(Exercise details): Scan the entries below and give the number of lines containing "JSON", with no accompanying words.

(Material for the task):
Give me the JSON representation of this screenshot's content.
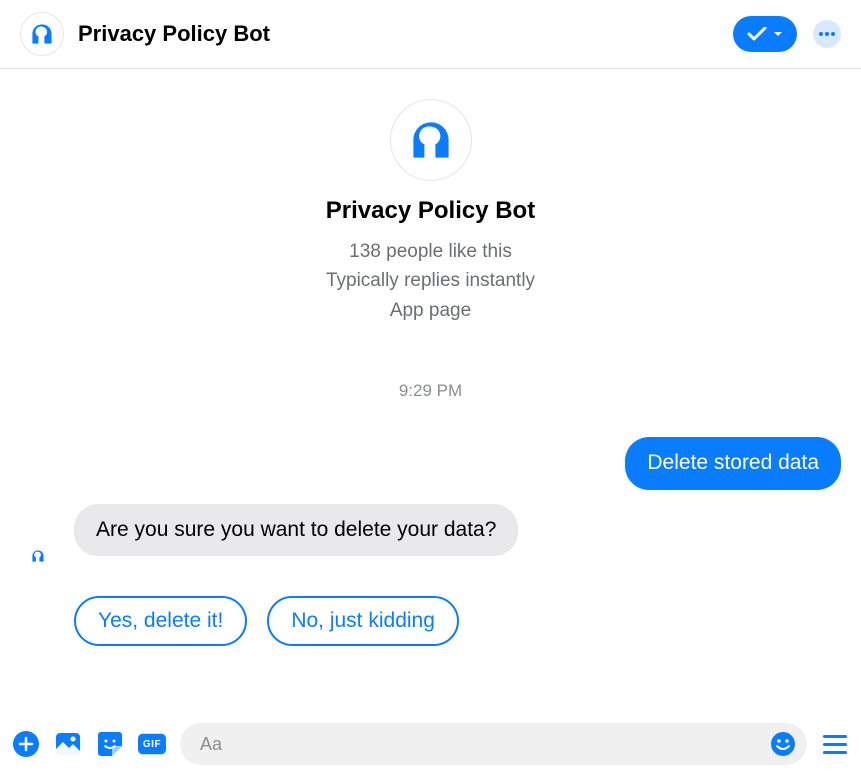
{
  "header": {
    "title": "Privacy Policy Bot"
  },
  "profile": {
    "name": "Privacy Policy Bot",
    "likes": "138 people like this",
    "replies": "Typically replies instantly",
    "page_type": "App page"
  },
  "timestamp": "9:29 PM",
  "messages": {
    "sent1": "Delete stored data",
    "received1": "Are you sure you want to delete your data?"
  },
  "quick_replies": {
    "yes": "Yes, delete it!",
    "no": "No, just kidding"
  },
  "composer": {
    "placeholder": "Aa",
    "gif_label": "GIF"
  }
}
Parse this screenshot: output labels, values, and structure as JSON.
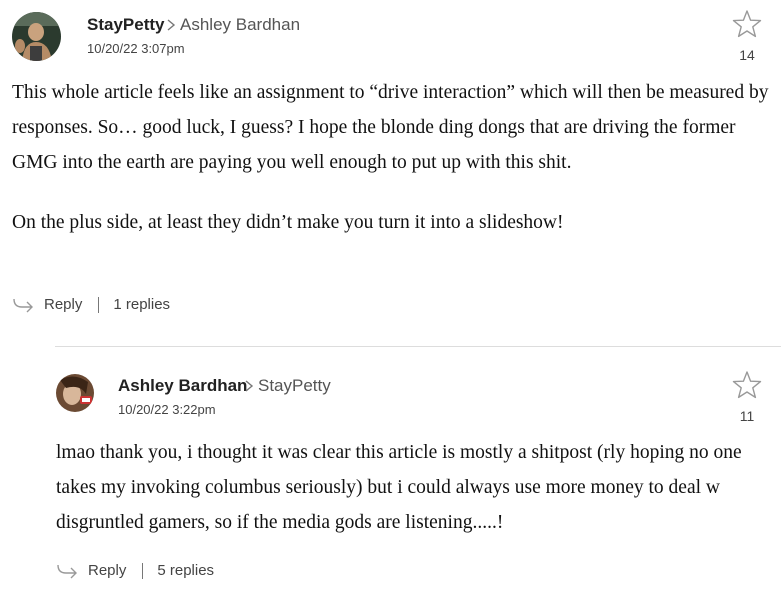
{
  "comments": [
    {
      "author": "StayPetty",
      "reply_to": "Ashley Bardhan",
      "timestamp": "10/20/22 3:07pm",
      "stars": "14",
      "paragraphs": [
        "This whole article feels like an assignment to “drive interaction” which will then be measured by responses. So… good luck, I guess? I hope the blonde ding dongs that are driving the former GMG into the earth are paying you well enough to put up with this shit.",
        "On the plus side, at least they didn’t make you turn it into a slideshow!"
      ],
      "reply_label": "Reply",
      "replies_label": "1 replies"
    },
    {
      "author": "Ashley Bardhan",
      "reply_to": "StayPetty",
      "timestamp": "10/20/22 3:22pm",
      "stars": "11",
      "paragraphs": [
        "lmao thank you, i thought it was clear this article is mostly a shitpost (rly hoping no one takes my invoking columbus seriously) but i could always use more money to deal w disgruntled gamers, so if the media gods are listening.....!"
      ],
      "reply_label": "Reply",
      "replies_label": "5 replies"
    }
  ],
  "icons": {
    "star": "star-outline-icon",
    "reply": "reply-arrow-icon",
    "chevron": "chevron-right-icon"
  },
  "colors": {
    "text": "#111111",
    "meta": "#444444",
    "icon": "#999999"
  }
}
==
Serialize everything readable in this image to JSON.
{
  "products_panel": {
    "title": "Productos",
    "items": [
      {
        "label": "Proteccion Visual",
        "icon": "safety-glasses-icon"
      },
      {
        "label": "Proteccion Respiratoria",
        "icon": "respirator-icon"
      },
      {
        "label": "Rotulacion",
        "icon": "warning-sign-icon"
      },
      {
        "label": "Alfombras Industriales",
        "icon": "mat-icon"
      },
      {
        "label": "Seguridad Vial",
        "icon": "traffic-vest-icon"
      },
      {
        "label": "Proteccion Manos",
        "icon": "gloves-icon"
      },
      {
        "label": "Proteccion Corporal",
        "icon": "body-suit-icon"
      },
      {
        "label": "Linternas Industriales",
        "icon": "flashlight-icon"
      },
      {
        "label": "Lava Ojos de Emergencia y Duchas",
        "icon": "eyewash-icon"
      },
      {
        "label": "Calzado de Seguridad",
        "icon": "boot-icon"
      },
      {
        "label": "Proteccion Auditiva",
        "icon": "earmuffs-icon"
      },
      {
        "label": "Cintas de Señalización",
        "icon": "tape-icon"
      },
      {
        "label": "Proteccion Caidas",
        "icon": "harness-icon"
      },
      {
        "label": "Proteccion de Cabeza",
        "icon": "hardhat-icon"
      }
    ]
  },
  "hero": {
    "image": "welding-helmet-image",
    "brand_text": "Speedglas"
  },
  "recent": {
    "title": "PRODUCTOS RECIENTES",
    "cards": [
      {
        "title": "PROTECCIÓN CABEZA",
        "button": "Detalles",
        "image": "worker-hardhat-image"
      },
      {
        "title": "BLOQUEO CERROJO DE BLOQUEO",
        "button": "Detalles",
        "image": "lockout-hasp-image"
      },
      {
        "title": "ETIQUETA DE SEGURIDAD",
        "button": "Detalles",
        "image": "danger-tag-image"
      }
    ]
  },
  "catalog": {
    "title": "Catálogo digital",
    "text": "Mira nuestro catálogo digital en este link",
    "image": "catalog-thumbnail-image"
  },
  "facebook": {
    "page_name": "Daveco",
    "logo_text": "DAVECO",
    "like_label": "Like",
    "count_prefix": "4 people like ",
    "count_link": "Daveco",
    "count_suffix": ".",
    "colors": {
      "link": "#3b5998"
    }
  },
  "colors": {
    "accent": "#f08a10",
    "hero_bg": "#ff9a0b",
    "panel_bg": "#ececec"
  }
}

(Exercise output): 3